▶ **WORK TO BE COMPLETED**: An image-free, exact copy of the records below is required.

▶ **DATASET RECORDS**:
================================

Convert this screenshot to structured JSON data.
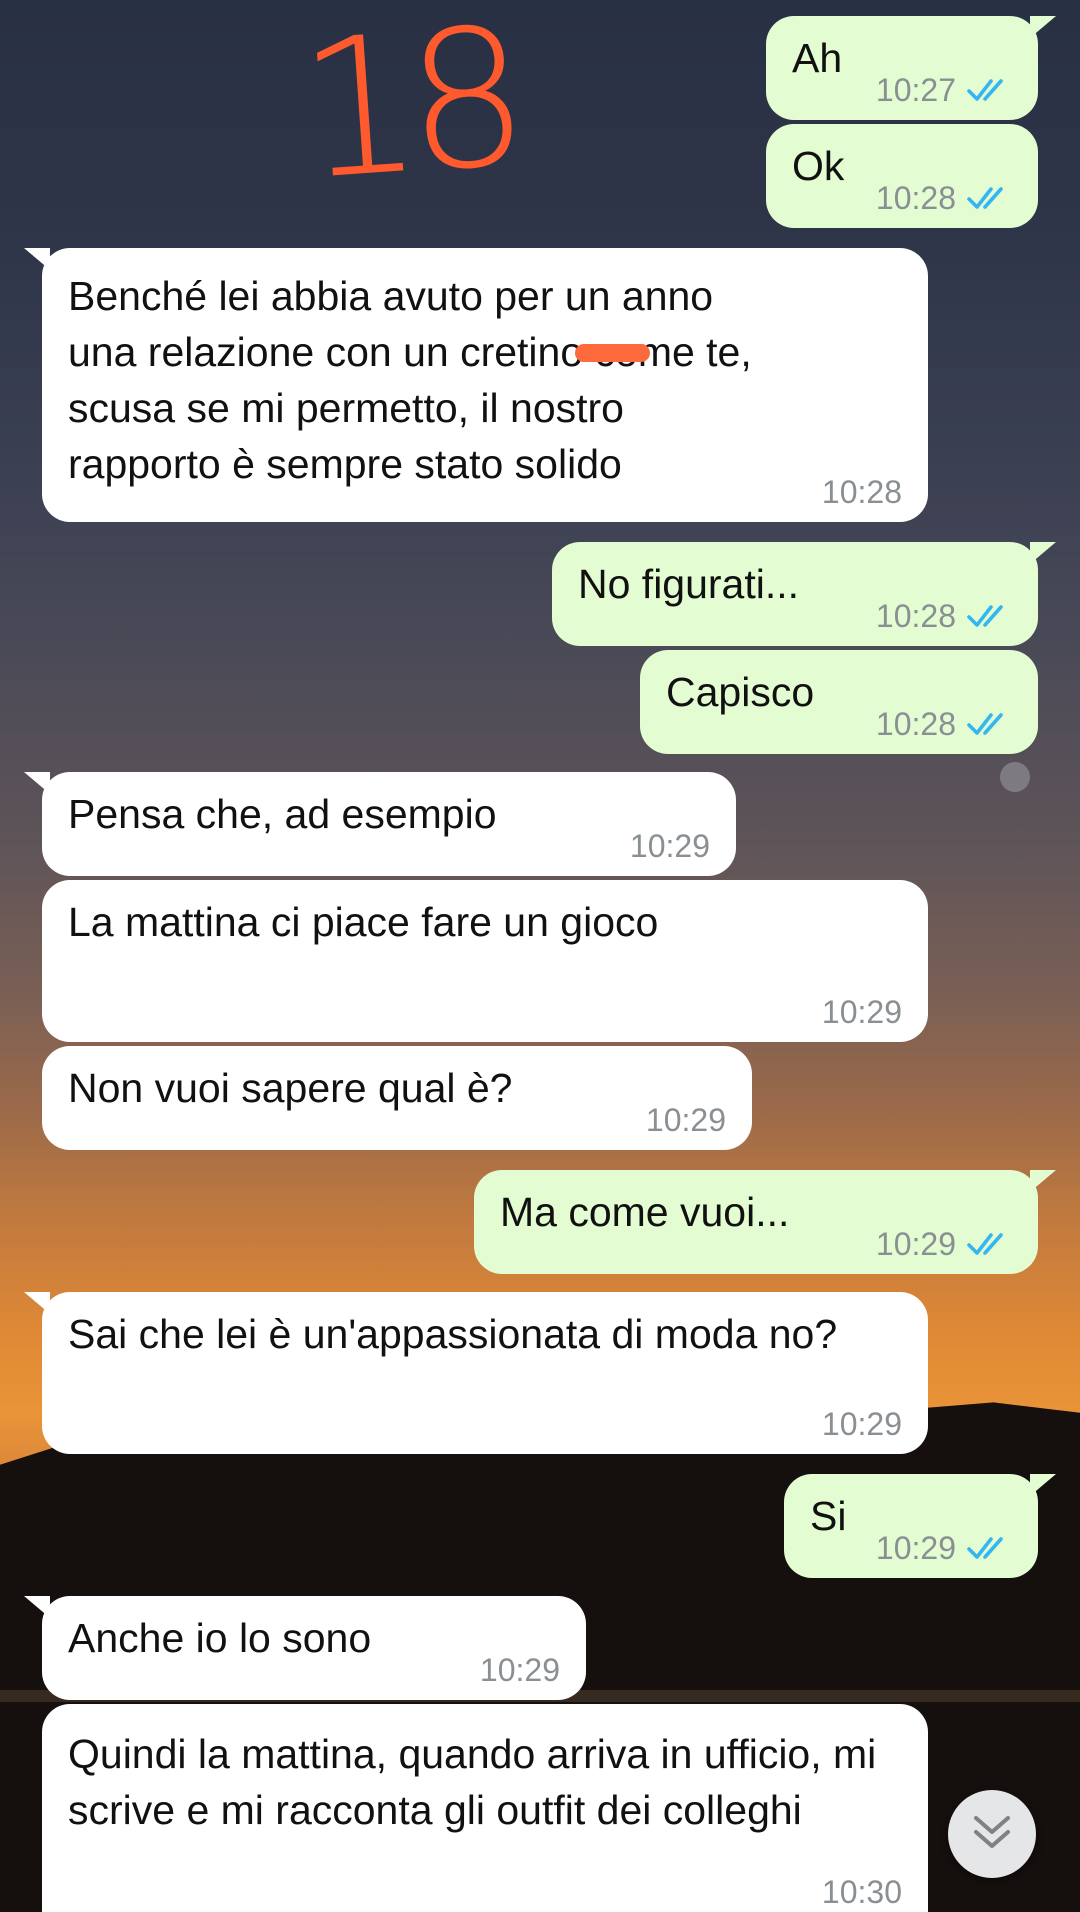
{
  "watermark": "18",
  "messages": [
    {
      "dir": "out",
      "text": "Ah",
      "time": "10:27",
      "read": true
    },
    {
      "dir": "out",
      "text": "Ok",
      "time": "10:28",
      "read": true
    },
    {
      "dir": "in",
      "text": "Benché lei abbia avuto per un anno una relazione con un cretino come te, scusa se mi permetto, il nostro rapporto è sempre stato solido",
      "time": "10:28"
    },
    {
      "dir": "out",
      "text": "No figurati...",
      "time": "10:28",
      "read": true
    },
    {
      "dir": "out",
      "text": "Capisco",
      "time": "10:28",
      "read": true
    },
    {
      "dir": "in",
      "text": "Pensa che, ad esempio",
      "time": "10:29"
    },
    {
      "dir": "in",
      "text": "La mattina ci piace fare un gioco",
      "time": "10:29"
    },
    {
      "dir": "in",
      "text": "Non vuoi sapere qual è?",
      "time": "10:29"
    },
    {
      "dir": "out",
      "text": "Ma come vuoi...",
      "time": "10:29",
      "read": true
    },
    {
      "dir": "in",
      "text": "Sai che lei è un'appassionata di moda no?",
      "time": "10:29"
    },
    {
      "dir": "out",
      "text": "Si",
      "time": "10:29",
      "read": true
    },
    {
      "dir": "in",
      "text": "Anche io lo sono",
      "time": "10:29"
    },
    {
      "dir": "in",
      "text": "Quindi la mattina, quando arriva in ufficio, mi scrive e mi racconta gli outfit dei colleghi",
      "time": "10:30"
    }
  ],
  "icons": {
    "read_receipt": "double-check-icon",
    "scroll_down": "double-chevron-down-icon"
  },
  "colors": {
    "incoming_bubble": "#ffffff",
    "outgoing_bubble": "#e3fcd2",
    "read_tick": "#34b7f1",
    "timestamp": "#8a8f94",
    "watermark": "#ff5a2e"
  }
}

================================

▶ **RESULT BELOW**:
Convert this screenshot to structured JSON data.
{
  "watermark": "18",
  "messages": [
    {
      "dir": "out",
      "text": "Ah",
      "time": "10:27",
      "read": true
    },
    {
      "dir": "out",
      "text": "Ok",
      "time": "10:28",
      "read": true
    },
    {
      "dir": "in",
      "text": "Benché lei abbia avuto per un anno una relazione con un cretino come te, scusa se mi permetto, il nostro rapporto è sempre stato solido",
      "time": "10:28"
    },
    {
      "dir": "out",
      "text": "No figurati...",
      "time": "10:28",
      "read": true
    },
    {
      "dir": "out",
      "text": "Capisco",
      "time": "10:28",
      "read": true
    },
    {
      "dir": "in",
      "text": "Pensa che, ad esempio",
      "time": "10:29"
    },
    {
      "dir": "in",
      "text": "La mattina ci piace fare un gioco",
      "time": "10:29"
    },
    {
      "dir": "in",
      "text": "Non vuoi sapere qual è?",
      "time": "10:29"
    },
    {
      "dir": "out",
      "text": "Ma come vuoi...",
      "time": "10:29",
      "read": true
    },
    {
      "dir": "in",
      "text": "Sai che lei è un'appassionata di moda no?",
      "time": "10:29"
    },
    {
      "dir": "out",
      "text": "Si",
      "time": "10:29",
      "read": true
    },
    {
      "dir": "in",
      "text": "Anche io lo sono",
      "time": "10:29"
    },
    {
      "dir": "in",
      "text": "Quindi la mattina, quando arriva in ufficio, mi scrive e mi racconta gli outfit dei colleghi",
      "time": "10:30"
    }
  ],
  "icons": {
    "read_receipt": "double-check-icon",
    "scroll_down": "double-chevron-down-icon"
  },
  "colors": {
    "incoming_bubble": "#ffffff",
    "outgoing_bubble": "#e3fcd2",
    "read_tick": "#34b7f1",
    "timestamp": "#8a8f94",
    "watermark": "#ff5a2e"
  }
}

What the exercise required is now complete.